### Your objective:
Below are the records; copy each line in them that holds the word "Fitted".

§

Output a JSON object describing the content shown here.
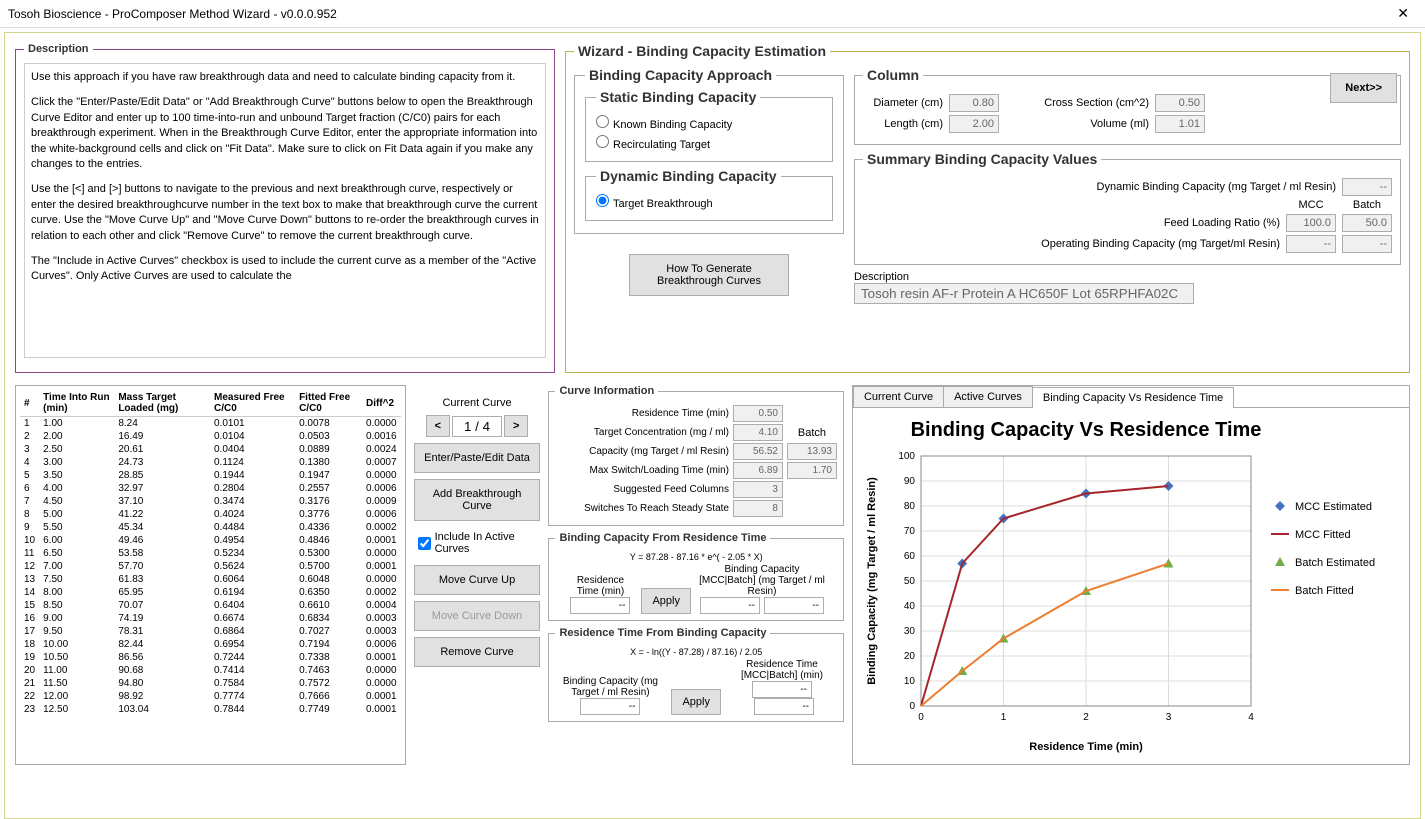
{
  "window": {
    "title": "Tosoh Bioscience - ProComposer Method Wizard - v0.0.0.952"
  },
  "description": {
    "legend": "Description",
    "paragraphs": [
      "Use this approach if you have raw breakthrough data and need to calculate binding capacity from it.",
      "Click the \"Enter/Paste/Edit Data\" or \"Add Breakthrough Curve\" buttons below to open the Breakthrough Curve Editor and enter up to 100 time-into-run and unbound Target fraction (C/C0) pairs for each breakthrough experiment.  When in the Breakthrough Curve Editor, enter the appropriate information into the white-background cells and click on \"Fit Data\".  Make sure to click on Fit Data again if you make any changes to the entries.",
      "Use the [<] and [>] buttons to navigate to the previous and next breakthrough curve, respectively or enter the desired breakthroughcurve number in the text box to make that breakthrough curve the current curve.  Use the \"Move Curve Up\" and \"Move Curve Down\" buttons to re-order the breakthrough curves in relation to each other and click \"Remove Curve\" to remove the current breakthrough curve.",
      "The \"Include in Active Curves\" checkbox is used to include the current curve as a member of the \"Active Curves\".  Only Active Curves are used to calculate the"
    ]
  },
  "wizard": {
    "legend": "Wizard - Binding Capacity Estimation",
    "next": "Next>>",
    "approach": {
      "legend": "Binding Capacity Approach",
      "static_legend": "Static Binding Capacity",
      "opt_known": "Known Binding Capacity",
      "opt_recirc": "Recirculating Target",
      "dynamic_legend": "Dynamic Binding Capacity",
      "opt_target": "Target Breakthrough",
      "howto": "How To Generate Breakthrough Curves"
    },
    "column": {
      "legend": "Column",
      "diameter_lbl": "Diameter (cm)",
      "diameter": "0.80",
      "length_lbl": "Length (cm)",
      "length": "2.00",
      "cross_lbl": "Cross Section (cm^2)",
      "cross": "0.50",
      "volume_lbl": "Volume (ml)",
      "volume": "1.01"
    },
    "summary": {
      "legend": "Summary Binding Capacity Values",
      "dbc_lbl": "Dynamic Binding Capacity (mg Target / ml Resin)",
      "dbc": "--",
      "mcc_hdr": "MCC",
      "batch_hdr": "Batch",
      "flr_lbl": "Feed Loading Ratio (%)",
      "flr_mcc": "100.0",
      "flr_batch": "50.0",
      "obc_lbl": "Operating Binding Capacity (mg Target/ml Resin)",
      "obc_mcc": "--",
      "obc_batch": "--",
      "desc_lbl": "Description",
      "desc_val": "Tosoh resin AF-r Protein A HC650F Lot 65RPHFA02C"
    }
  },
  "table": {
    "headers": [
      "#",
      "Time Into Run (min)",
      "Mass Target Loaded (mg)",
      "Measured Free C/C0",
      "Fitted Free C/C0",
      "Diff^2"
    ],
    "rows": [
      [
        1,
        "1.00",
        "8.24",
        "0.0101",
        "0.0078",
        "0.0000"
      ],
      [
        2,
        "2.00",
        "16.49",
        "0.0104",
        "0.0503",
        "0.0016"
      ],
      [
        3,
        "2.50",
        "20.61",
        "0.0404",
        "0.0889",
        "0.0024"
      ],
      [
        4,
        "3.00",
        "24.73",
        "0.1124",
        "0.1380",
        "0.0007"
      ],
      [
        5,
        "3.50",
        "28.85",
        "0.1944",
        "0.1947",
        "0.0000"
      ],
      [
        6,
        "4.00",
        "32.97",
        "0.2804",
        "0.2557",
        "0.0006"
      ],
      [
        7,
        "4.50",
        "37.10",
        "0.3474",
        "0.3176",
        "0.0009"
      ],
      [
        8,
        "5.00",
        "41.22",
        "0.4024",
        "0.3776",
        "0.0006"
      ],
      [
        9,
        "5.50",
        "45.34",
        "0.4484",
        "0.4336",
        "0.0002"
      ],
      [
        10,
        "6.00",
        "49.46",
        "0.4954",
        "0.4846",
        "0.0001"
      ],
      [
        11,
        "6.50",
        "53.58",
        "0.5234",
        "0.5300",
        "0.0000"
      ],
      [
        12,
        "7.00",
        "57.70",
        "0.5624",
        "0.5700",
        "0.0001"
      ],
      [
        13,
        "7.50",
        "61.83",
        "0.6064",
        "0.6048",
        "0.0000"
      ],
      [
        14,
        "8.00",
        "65.95",
        "0.6194",
        "0.6350",
        "0.0002"
      ],
      [
        15,
        "8.50",
        "70.07",
        "0.6404",
        "0.6610",
        "0.0004"
      ],
      [
        16,
        "9.00",
        "74.19",
        "0.6674",
        "0.6834",
        "0.0003"
      ],
      [
        17,
        "9.50",
        "78.31",
        "0.6864",
        "0.7027",
        "0.0003"
      ],
      [
        18,
        "10.00",
        "82.44",
        "0.6954",
        "0.7194",
        "0.0006"
      ],
      [
        19,
        "10.50",
        "86.56",
        "0.7244",
        "0.7338",
        "0.0001"
      ],
      [
        20,
        "11.00",
        "90.68",
        "0.7414",
        "0.7463",
        "0.0000"
      ],
      [
        21,
        "11.50",
        "94.80",
        "0.7584",
        "0.7572",
        "0.0000"
      ],
      [
        22,
        "12.00",
        "98.92",
        "0.7774",
        "0.7666",
        "0.0001"
      ],
      [
        23,
        "12.50",
        "103.04",
        "0.7844",
        "0.7749",
        "0.0001"
      ]
    ]
  },
  "controls": {
    "current_curve_lbl": "Current Curve",
    "curve_pos": "1 / 4",
    "enter_data": "Enter/Paste/Edit Data",
    "add_curve": "Add Breakthrough Curve",
    "include": "Include In Active Curves",
    "move_up": "Move Curve Up",
    "move_down": "Move Curve Down",
    "remove": "Remove Curve"
  },
  "curve_info": {
    "legend": "Curve Information",
    "rt_lbl": "Residence Time (min)",
    "rt": "0.50",
    "tc_lbl": "Target Concentration  (mg / ml)",
    "tc": "4.10",
    "batch_hdr": "Batch",
    "cap_lbl": "Capacity (mg Target / ml Resin)",
    "cap_mcc": "56.52",
    "cap_batch": "13.93",
    "msl_lbl": "Max Switch/Loading Time (min)",
    "msl_mcc": "6.89",
    "msl_batch": "1.70",
    "sfc_lbl": "Suggested Feed Columns",
    "sfc": "3",
    "sss_lbl": "Switches To Reach Steady State",
    "sss": "8",
    "from_rt": {
      "legend": "Binding Capacity From Residence Time",
      "formula": "Y = 87.28 - 87.16 * e^( - 2.05 * X)",
      "rt_lbl": "Residence Time (min)",
      "bc_lbl": "Binding Capacity [MCC|Batch] (mg Target / ml Resin)",
      "apply": "Apply"
    },
    "from_bc": {
      "legend": "Residence Time From Binding Capacity",
      "formula": "X = - ln((Y - 87.28) / 87.16) / 2.05",
      "bc_lbl": "Binding Capacity (mg Target / ml Resin)",
      "rt_lbl": "Residence Time [MCC|Batch] (min)",
      "apply": "Apply"
    }
  },
  "chart_tabs": [
    "Current Curve",
    "Active Curves",
    "Binding Capacity Vs Residence Time"
  ],
  "chart_data": {
    "type": "line",
    "title": "Binding Capacity Vs Residence Time",
    "xlabel": "Residence Time (min)",
    "ylabel": "Binding Capacity (mg Target / ml Resin)",
    "xlim": [
      0,
      4
    ],
    "ylim": [
      0,
      100
    ],
    "xticks": [
      0,
      1,
      2,
      3,
      4
    ],
    "yticks": [
      0,
      10,
      20,
      30,
      40,
      50,
      60,
      70,
      80,
      90,
      100
    ],
    "series": [
      {
        "name": "MCC Estimated",
        "type": "scatter",
        "marker": "diamond",
        "color": "#4472C4",
        "x": [
          0.5,
          1,
          2,
          3
        ],
        "y": [
          57,
          75,
          85,
          88
        ]
      },
      {
        "name": "MCC Fitted",
        "type": "line",
        "color": "#A5252A",
        "x": [
          0,
          0.5,
          1,
          2,
          3
        ],
        "y": [
          0,
          57,
          75,
          85,
          88
        ]
      },
      {
        "name": "Batch Estimated",
        "type": "scatter",
        "marker": "triangle",
        "color": "#70AD47",
        "x": [
          0.5,
          1,
          2,
          3
        ],
        "y": [
          14,
          27,
          46,
          57
        ]
      },
      {
        "name": "Batch Fitted",
        "type": "line",
        "color": "#ED7D31",
        "x": [
          0,
          0.5,
          1,
          2,
          3
        ],
        "y": [
          0,
          14,
          27,
          46,
          57
        ]
      }
    ],
    "legend_labels": [
      "MCC Estimated",
      "MCC Fitted",
      "Batch Estimated",
      "Batch Fitted"
    ]
  }
}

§

### Response area:
      "Fitted Free C/C0",
        "name": "MCC Fitted",
        "name": "Batch Fitted",
      "MCC Fitted",
      "Batch Fitted"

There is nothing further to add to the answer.